More than two decades later, in May 1914, Jorgen Madsen, from New Jersey, US, applied to patent his Combined Tea-Kettle and Signal. Mr Madsen’s patent was granted in November 1915.
The invention of the whistling kettle is commonly attributed to Londoner, Harry Bramson, who sold the patent rights in 1923.
The whistling of a kettle isn’t quite as tuneful as birdsong – the happy harbinger of spring. But it is a merry harbinger of a hot cuppa. For those of us who grew up with whistling kettles on the hob, there are enduring memories of that piercing whistle, accompanied by shouts of, “Kettle’s boiling!”, “I know!”, or “Will someone do something with that kettle!”
In the early 1890s, there were two notable attempts at producing a commercially viable electric kettle.
Carpenter Electric Company, in the US, launched their electric kettle in 1891. Two years later, UK firm, Crompton & Co released their own model. Both of these kettles featured a heating element housed in a separate compartment, and both took more than 10 minutes to boil.
In 1909, German company Allgemeine Elektricitäts Gesellschaft (AEG) brought out a stylish electric kettle made of nickel-plated brass (copper and zinc alloy), with a rattan handle. This kettle, created by the famous architect and industrial designer, Peter Behrens, also had a separately housed heating element. Canny branding presented the kettle as a fashion item, with a focus on aesthetics, and it proved immensely popular with the German public.
It was Bulpitt & Sons, in Birmingham, UK, who eventually cracked the case. The world’s first kettle containing a submersible electric heating element hit the market in 1922. Produced under Bulpitt & Sons’ Swan brand, from a design by company employee, Leslie Large, the Swan kettle set the standard for the rest of the 20th century.

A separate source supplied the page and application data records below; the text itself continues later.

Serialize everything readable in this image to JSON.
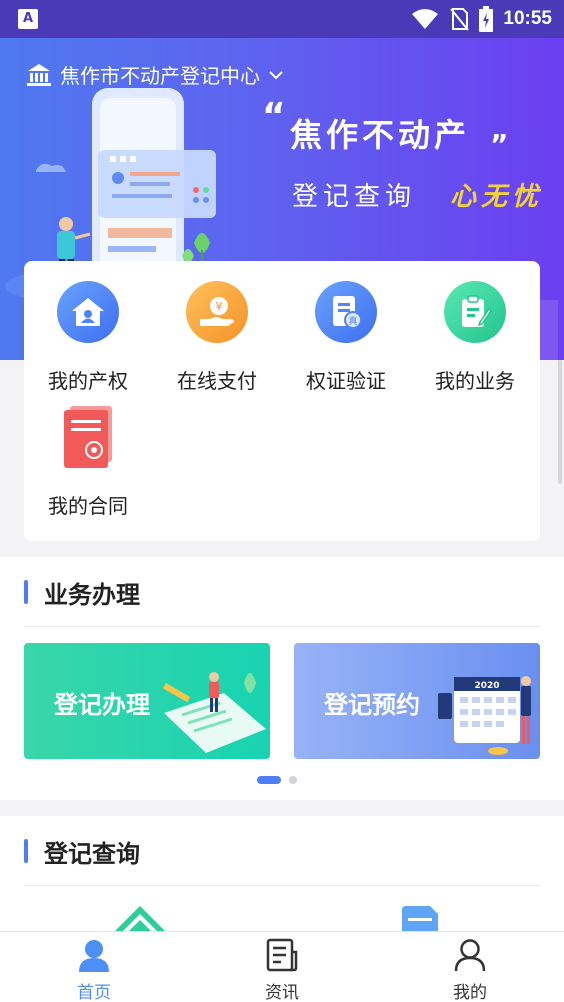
{
  "status_bar": {
    "time": "10:55",
    "app_indicator": "A"
  },
  "header": {
    "location": "焦作市不动产登记中心"
  },
  "banner": {
    "slogan_line1": "焦作不动产",
    "slogan_line2_left": "登记查询",
    "slogan_line2_right": "心无忧",
    "accent_color": "#f2d33a"
  },
  "quick_menu": {
    "items": [
      {
        "label": "我的产权",
        "icon": "house-icon",
        "color": "#4e84f7"
      },
      {
        "label": "在线支付",
        "icon": "yuan-hand-icon",
        "color": "#f7a23a"
      },
      {
        "label": "权证验证",
        "icon": "certificate-check-icon",
        "color": "#4e84f7"
      },
      {
        "label": "我的业务",
        "icon": "clipboard-edit-icon",
        "color": "#2ccf9a"
      },
      {
        "label": "我的合同",
        "icon": "contract-icon",
        "color": "#f25a5a"
      }
    ]
  },
  "business": {
    "title": "业务办理",
    "cards": [
      {
        "label": "登记办理"
      },
      {
        "label": "登记预约",
        "calendar_year": "2020"
      }
    ]
  },
  "query": {
    "title": "登记查询"
  },
  "bottom_nav": {
    "items": [
      {
        "label": "首页",
        "icon": "user-home-icon",
        "active": true
      },
      {
        "label": "资讯",
        "icon": "news-icon",
        "active": false
      },
      {
        "label": "我的",
        "icon": "profile-icon",
        "active": false
      }
    ],
    "active_color": "#4e8ff5"
  }
}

Design and materials have changed over the years, but the basic idea is pretty much the same as it was then. One regular feature of the modern electric kettle, however, is that it automatically switches off when the water has reached boiling point.
Let’s start with the village hall staple: that monstrosity in the kitchen that heats water and keeps it at a steady temperature, ready to make 100 cups of tea. These commercial hot water dispensers are never actually referred to as ‘kettles’, but just like the cauldrons that were hung over open fires centuries ago, they do heat water for drinking, and they definitely deserve to be included in our History of Kettles. Some models are plumbed into the mains, and so fill up automatically; others are filled manually.

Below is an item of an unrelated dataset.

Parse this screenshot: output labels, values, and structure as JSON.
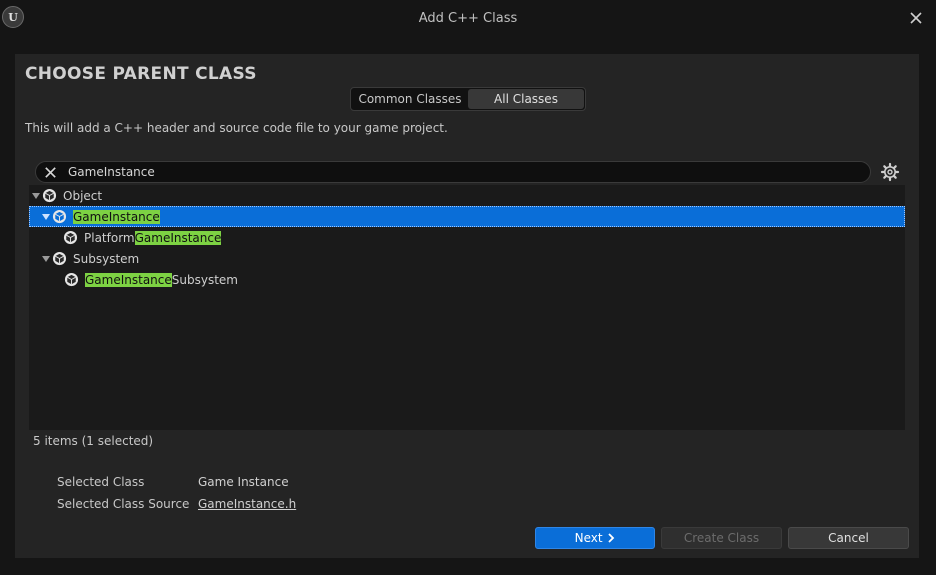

Commercial hot water dispensers are used in the catering and hospitality industry, and in offices, staffrooms, and meeting rooms. In recent years, domestic versions of these thermostat-regulated water heaters have made an appearance. In some homes, the kettle (as we know it) is making way for this modern cauldron that provides an endless supply of hot water.

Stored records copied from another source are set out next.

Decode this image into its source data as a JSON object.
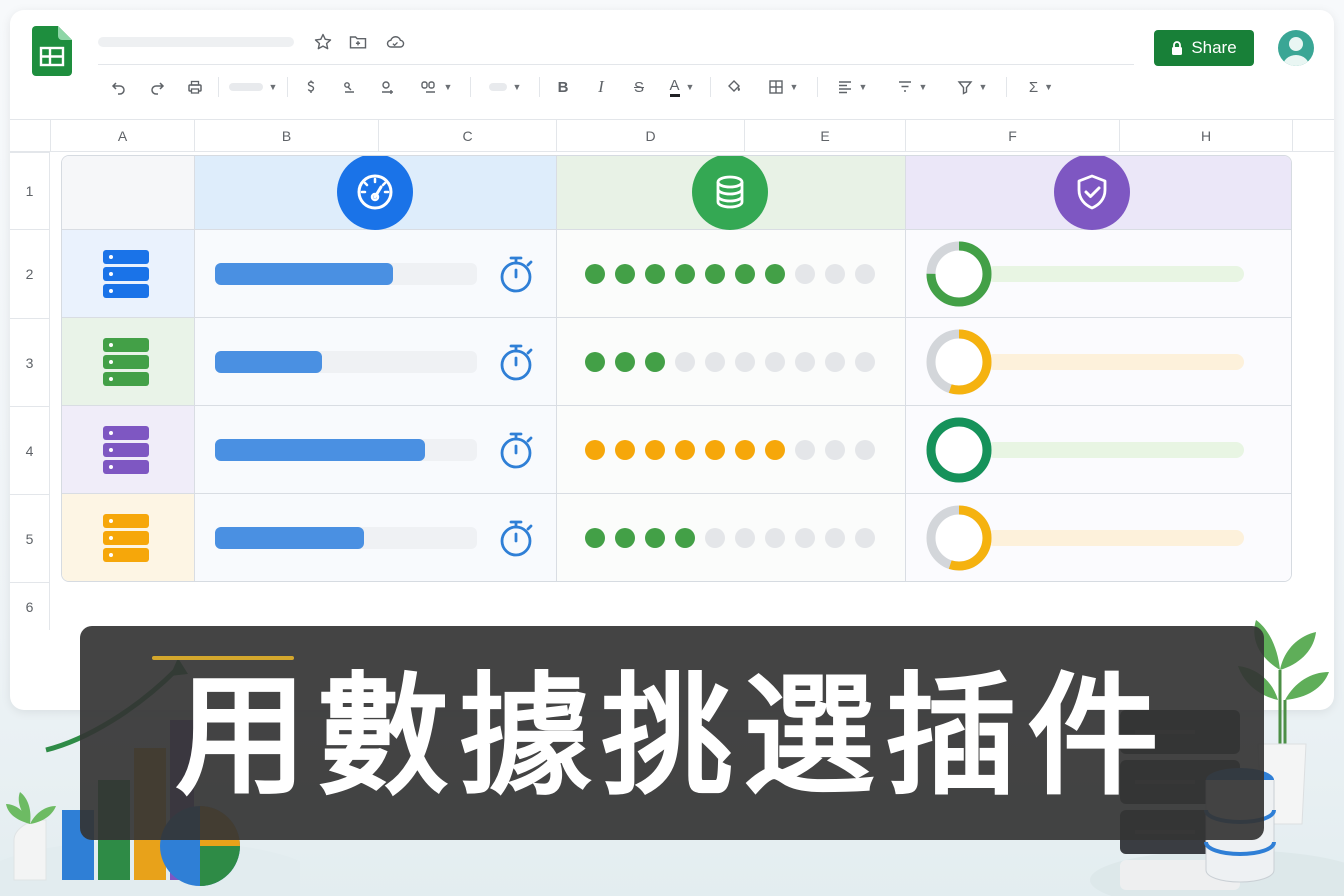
{
  "header": {
    "share_label": "Share",
    "icons": [
      "star-icon",
      "move-to-folder-icon",
      "cloud-saved-icon"
    ]
  },
  "toolbar": {
    "items": [
      "undo-icon",
      "redo-icon",
      "print-icon",
      "font-select",
      "currency-icon",
      "percent-icon",
      "decimal-icon",
      "number-format-icon",
      "font-size-select",
      "bold-icon",
      "italic-icon",
      "strikethrough-icon",
      "text-color-icon",
      "fill-color-icon",
      "borders-icon",
      "align-icon",
      "filter-icon",
      "filter-views-icon",
      "sum-icon"
    ],
    "bold": "B",
    "italic": "I",
    "strike": "S",
    "text_color": "A",
    "sigma": "Σ"
  },
  "columns": [
    "A",
    "B",
    "C",
    "D",
    "E",
    "F",
    "H"
  ],
  "rows": [
    "1",
    "2",
    "3",
    "4",
    "5",
    "6"
  ],
  "table": {
    "header_icons": [
      {
        "icon": "speedometer-icon",
        "color": "#1a73e8"
      },
      {
        "icon": "database-icon",
        "color": "#34a853"
      },
      {
        "icon": "shield-check-icon",
        "color": "#7e57c2"
      }
    ],
    "rows": [
      {
        "server_color": "#1a73e8",
        "tint": "#eaf2fd",
        "speed_pct": 68,
        "dots_filled": 7,
        "dots_total": 10,
        "dot_color": "#43a047",
        "ring_pct": 75,
        "ring_color": "#43a047",
        "ring_bg": "#e8f5e3"
      },
      {
        "server_color": "#43a047",
        "tint": "#e9f3e8",
        "speed_pct": 41,
        "dots_filled": 3,
        "dots_total": 10,
        "dot_color": "#43a047",
        "ring_pct": 55,
        "ring_color": "#f5b20f",
        "ring_bg": "#fdf1db"
      },
      {
        "server_color": "#7e57c2",
        "tint": "#f0edf9",
        "speed_pct": 80,
        "dots_filled": 7,
        "dots_total": 10,
        "dot_color": "#f6a70a",
        "ring_pct": 100,
        "ring_color": "#15925a",
        "ring_bg": "#e8f5e3"
      },
      {
        "server_color": "#f6a70a",
        "tint": "#fdf5e4",
        "speed_pct": 57,
        "dots_filled": 4,
        "dots_total": 10,
        "dot_color": "#43a047",
        "ring_pct": 55,
        "ring_color": "#f5b20f",
        "ring_bg": "#fdf1db"
      }
    ]
  },
  "banner": {
    "title": "用數據挑選插件"
  },
  "colors": {
    "share_green": "#188038",
    "bar_blue": "#4a90e2",
    "banner_bg": "#343434",
    "accent_gold": "#d4a72c"
  }
}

One of the most sophisticated advancements in the provision of hot water is the water-dispenser unit that offers a continuous supply of purified boiling and chilled water. Neatly installed into a worksurface, these elegant taps are safe, economical, and environmentally friendly. In the wake of the covid-19 pandemic, the revolutionary Touchless Dispense is operated through gesture control, thus helping to prevent the spread of viruses.
“The most profound technologies are those that disappear. They weave themselves into the fabric of everyday life until they are indistinguishable from it.” Mark Weiser (1952-1999)
Mark Weiser was a visionary who predicted a world of ‘ubiquitous computing’. The Internet of Things (the network of appliances that are embedded with software for the purpose of exchanging data with other devices and systems) is expanding rapidly. Internet connectivity is shared with phones, televisions, printers, doorbells, security systems, utility meters, thermostats … in fact, thousands of different devices, including the kettle.
So, is this the future of the kettle? Perhaps the days of switching the kettle on for a cuppa will soon be gone. Maybe, in the next phase of the kettle’s history, it will be programmed from afar – whether from the bedroom, the garden, or the other side of the world.